#### Task instructions
Word for word, write out all of the entries that follow.

(Study material Opens)

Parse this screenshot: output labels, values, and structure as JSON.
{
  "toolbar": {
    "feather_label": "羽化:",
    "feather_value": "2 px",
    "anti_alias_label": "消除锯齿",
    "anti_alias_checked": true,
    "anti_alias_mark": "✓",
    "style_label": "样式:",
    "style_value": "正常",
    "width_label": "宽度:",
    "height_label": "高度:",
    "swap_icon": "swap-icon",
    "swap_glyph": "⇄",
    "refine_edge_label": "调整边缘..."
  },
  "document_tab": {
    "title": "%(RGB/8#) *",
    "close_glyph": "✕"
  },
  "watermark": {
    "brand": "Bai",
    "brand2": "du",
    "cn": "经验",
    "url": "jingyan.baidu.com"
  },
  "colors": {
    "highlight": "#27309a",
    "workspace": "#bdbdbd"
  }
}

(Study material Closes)

#### Completed exercise
Parse this screenshot: output labels, values, and structure as JSON.
{
  "toolbar": {
    "feather_label": "羽化:",
    "feather_value": "2 px",
    "anti_alias_label": "消除锯齿",
    "anti_alias_checked": true,
    "anti_alias_mark": "✓",
    "style_label": "样式:",
    "style_value": "正常",
    "width_label": "宽度:",
    "height_label": "高度:",
    "swap_icon": "swap-icon",
    "swap_glyph": "⇄",
    "refine_edge_label": "调整边缘..."
  },
  "document_tab": {
    "title": "%(RGB/8#) *",
    "close_glyph": "✕"
  },
  "watermark": {
    "brand": "Bai",
    "brand2": "du",
    "cn": "经验",
    "url": "jingyan.baidu.com"
  },
  "colors": {
    "highlight": "#27309a",
    "workspace": "#bdbdbd"
  }
}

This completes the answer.